When not trying to decipher Richard Jobson's lyrics, I am often to be found listening to downloaded radio comedy during my commute Fifewards.
One favourite is The Now Show, whose stars Steve Punt and Hugh Dennis once said something very profound on tele-vision. They were doing a two-hander where they gave thumbnail sketches of each of the sciences. Their description of my discipline went something like this: "Physics is all about taking streams of particles, accelerating them to massive speeds, colliding them and creating strange, exotic matter. Or it's watching a block of ice melt in a bucket for an hour."
A lot of my school physics was of the ice-in-a-bucket sort. Farting ticker timers made dots on sticky paper, which the neds up the back of the class stuck to benches to make race tracks for dynamics trolleys. After 85 minutes of trying to analyse the dots, we would be given a note on what we should have found out.
It is still possible to buy a ticker-timer, but nobody I know still uses them.

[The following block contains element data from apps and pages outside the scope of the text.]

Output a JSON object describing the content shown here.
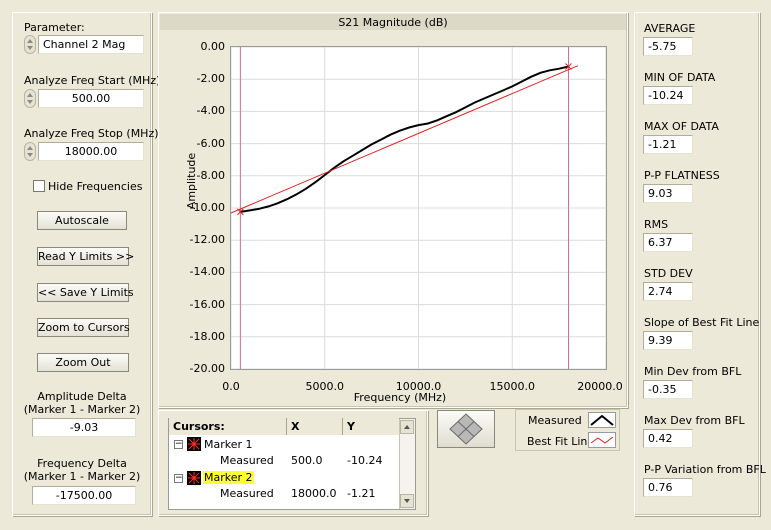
{
  "left": {
    "parameter": {
      "label": "Parameter:",
      "value": "Channel 2 Mag"
    },
    "freq_start": {
      "label": "Analyze Freq Start (MHz)",
      "value": "500.00"
    },
    "freq_stop": {
      "label": "Analyze Freq Stop (MHz)",
      "value": "18000.00"
    },
    "hide_frequencies": {
      "label": "Hide Frequencies",
      "checked": false
    },
    "buttons": {
      "autoscale": "Autoscale",
      "read_y_limits": "Read Y Limits >>",
      "save_y_limits": "<< Save Y Limits",
      "zoom_to_cursors": "Zoom to Cursors",
      "zoom_out": "Zoom Out"
    },
    "amplitude_delta": {
      "label_line1": "Amplitude Delta",
      "label_line2": "(Marker 1 - Marker 2)",
      "value": "-9.03"
    },
    "frequency_delta": {
      "label_line1": "Frequency Delta",
      "label_line2": "(Marker 1 - Marker 2)",
      "value": "-17500.00"
    }
  },
  "chart_data": {
    "type": "line",
    "title": "S21 Magnitude (dB)",
    "xlabel": "Frequency (MHz)",
    "ylabel": "Amplitude",
    "xlim": [
      0,
      20000
    ],
    "ylim": [
      -20,
      0
    ],
    "x_ticks": [
      "0.0",
      "5000.0",
      "10000.0",
      "15000.0",
      "20000.0"
    ],
    "y_ticks": [
      "0.00",
      "-2.00",
      "-4.00",
      "-6.00",
      "-8.00",
      "-10.00",
      "-12.00",
      "-14.00",
      "-16.00",
      "-18.00",
      "-20.00"
    ],
    "grid": true,
    "cursors_x": [
      500,
      18000
    ],
    "series": [
      {
        "name": "Measured",
        "color": "#000000",
        "x": [
          500,
          1000,
          1500,
          2000,
          2500,
          3000,
          3500,
          4000,
          4500,
          5000,
          5500,
          6000,
          6500,
          7000,
          7500,
          8000,
          8500,
          9000,
          9500,
          10000,
          10500,
          11000,
          11500,
          12000,
          12500,
          13000,
          13500,
          14000,
          14500,
          15000,
          15500,
          16000,
          16500,
          17000,
          17500,
          18000
        ],
        "y": [
          -10.24,
          -10.15,
          -10.05,
          -9.9,
          -9.7,
          -9.45,
          -9.15,
          -8.8,
          -8.4,
          -7.95,
          -7.5,
          -7.1,
          -6.75,
          -6.4,
          -6.05,
          -5.75,
          -5.45,
          -5.2,
          -5.0,
          -4.85,
          -4.75,
          -4.55,
          -4.3,
          -4.05,
          -3.75,
          -3.45,
          -3.2,
          -2.95,
          -2.7,
          -2.45,
          -2.15,
          -1.85,
          -1.6,
          -1.45,
          -1.35,
          -1.21
        ]
      },
      {
        "name": "Best Fit Line",
        "color": "#e02020",
        "x": [
          0,
          18500
        ],
        "y": [
          -10.31,
          -1.16
        ]
      }
    ]
  },
  "legend": [
    {
      "name": "Measured",
      "color": "#000000"
    },
    {
      "name": "Best Fit Line",
      "color": "#e02020"
    }
  ],
  "cursors": {
    "header": {
      "name": "Cursors:",
      "x": "X",
      "y": "Y"
    },
    "markers": [
      {
        "name": "Marker 1",
        "sub": "Measured",
        "x": "500.0",
        "y": "-10.24",
        "highlight": false
      },
      {
        "name": "Marker 2",
        "sub": "Measured",
        "x": "18000.0",
        "y": "-1.21",
        "highlight": true
      }
    ]
  },
  "stats": [
    {
      "label": "AVERAGE",
      "value": "-5.75"
    },
    {
      "label": "MIN OF DATA",
      "value": "-10.24"
    },
    {
      "label": "MAX OF DATA",
      "value": "-1.21"
    },
    {
      "label": "P-P FLATNESS",
      "value": "9.03"
    },
    {
      "label": "RMS",
      "value": "6.37"
    },
    {
      "label": "STD DEV",
      "value": "2.74"
    },
    {
      "label": "Slope of Best Fit Line",
      "value": "9.39"
    },
    {
      "label": "Min Dev from BFL",
      "value": "-0.35"
    },
    {
      "label": "Max Dev from BFL",
      "value": "0.42"
    },
    {
      "label": "P-P Variation from BFL",
      "value": "0.76"
    }
  ]
}
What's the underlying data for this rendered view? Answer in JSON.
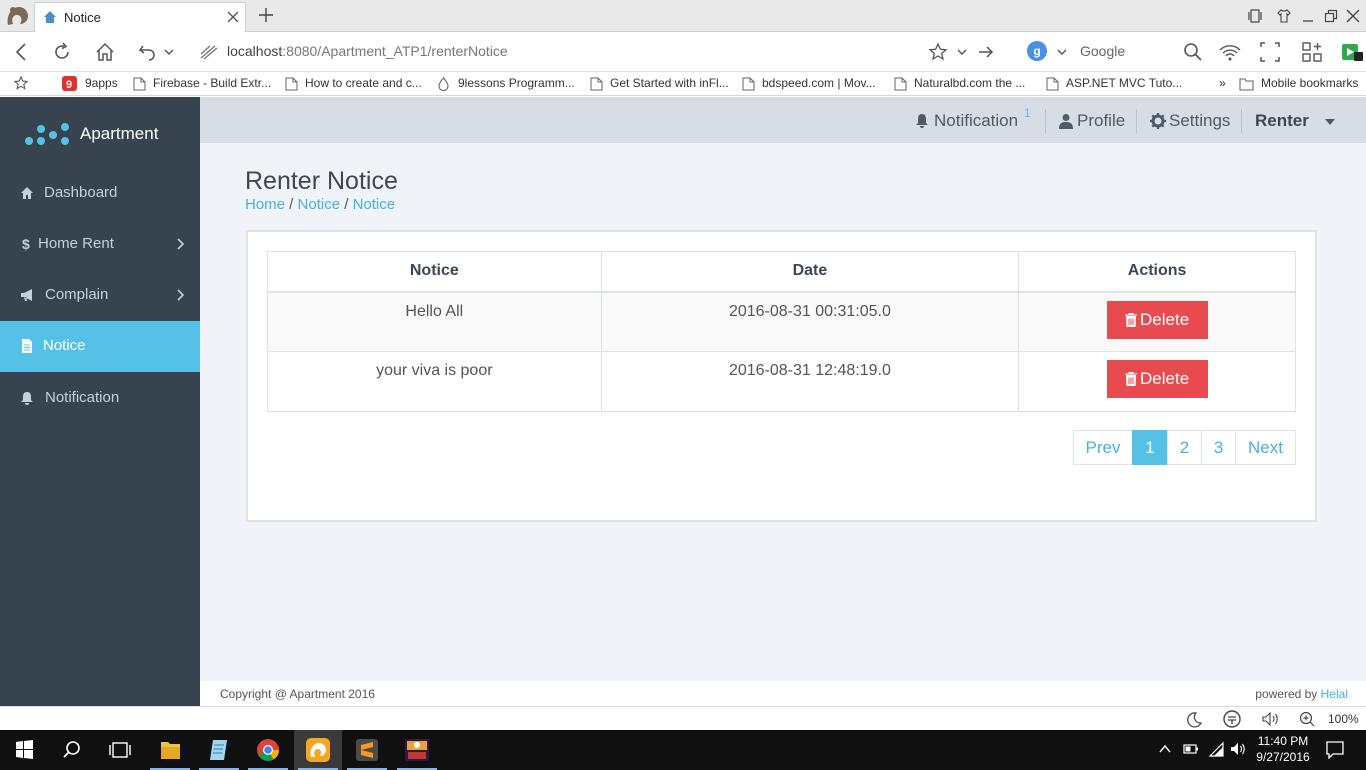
{
  "browser": {
    "tab_title": "Notice",
    "url_host": "localhost",
    "url_rest": ":8080/Apartment_ATP1/renterNotice",
    "search_engine_letter": "g",
    "search_placeholder": "Google",
    "zoom": "100%",
    "bookmarks": [
      {
        "label": "9apps",
        "icon": "9apps-icon"
      },
      {
        "label": "Firebase - Build Extr...",
        "icon": "page-icon"
      },
      {
        "label": "How to create and c...",
        "icon": "page-icon"
      },
      {
        "label": "9lessons Programm...",
        "icon": "drop-icon"
      },
      {
        "label": "Get Started with inFl...",
        "icon": "page-icon"
      },
      {
        "label": "bdspeed.com | Mov...",
        "icon": "page-icon"
      },
      {
        "label": "Naturalbd.com the ...",
        "icon": "page-icon"
      },
      {
        "label": "ASP.NET MVC Tuto...",
        "icon": "page-icon"
      }
    ],
    "bookmarks_more": "»",
    "mobile_bookmarks": "Mobile bookmarks"
  },
  "app": {
    "brand": "Apartment",
    "sidebar": [
      {
        "label": "Dashboard",
        "icon": "home-icon"
      },
      {
        "label": "Home Rent",
        "icon": "dollar-icon"
      },
      {
        "label": "Complain",
        "icon": "bullhorn-icon"
      },
      {
        "label": "Notice",
        "icon": "file-icon"
      },
      {
        "label": "Notification",
        "icon": "bell-icon"
      }
    ],
    "topbar": {
      "notification": "Notification",
      "notification_count": "1",
      "profile": "Profile",
      "settings": "Settings",
      "user": "Renter"
    },
    "page_title": "Renter Notice",
    "breadcrumb": [
      "Home",
      "Notice",
      "Notice"
    ],
    "table": {
      "headers": [
        "Notice",
        "Date",
        "Actions"
      ],
      "rows": [
        {
          "notice": "Hello All",
          "date": "2016-08-31 00:31:05.0",
          "action": "Delete"
        },
        {
          "notice": "your viva is poor",
          "date": "2016-08-31 12:48:19.0",
          "action": "Delete"
        }
      ]
    },
    "pagination": [
      "Prev",
      "1",
      "2",
      "3",
      "Next"
    ],
    "pagination_active": "1",
    "footer_left": "Copyright @ Apartment 2016",
    "footer_right_prefix": "powered by ",
    "footer_right_link": "Helal"
  },
  "taskbar": {
    "time": "11:40 PM",
    "date": "9/27/2016"
  },
  "colors": {
    "sidebar": "#37434f",
    "accent": "#56c1e7",
    "danger": "#e84b4f"
  }
}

In my job, I get to work with the most up-to-date apparatus available for schools. Some of it is not cheap. I have been testing a device called a spectrophotometer that costs more than my annual budget was when I was a principal teacher.
Having said that, it arguably does more for the money than a ticker-timer, because it actually works. To bring a physics department into the 21st century that is, to the standard where apparatus doesn't look like it belongs in a Hovis advert when compared with a computer suite would take tens of thousands of pounds.
The point is that this is do-able if the will exists at a national level, and that this time of curricular reform is the time to do it. Perhaps the new government might see updating 400 school science departments as a way of celebrating a nation's scientific heritage?
What is the alternative? An pound;800 annual departmental budget, of which pound;500 will be spent on photocopying, pound;50 on stationery and some on repairs, replacement text books and batteries. At the end of the year, there might just be enough left for a nice class set of plastic buckets and a handful of cheap stopwatches.
Gregor Steele reckons he became a physicist in spite of, rather than because of, school physics experiments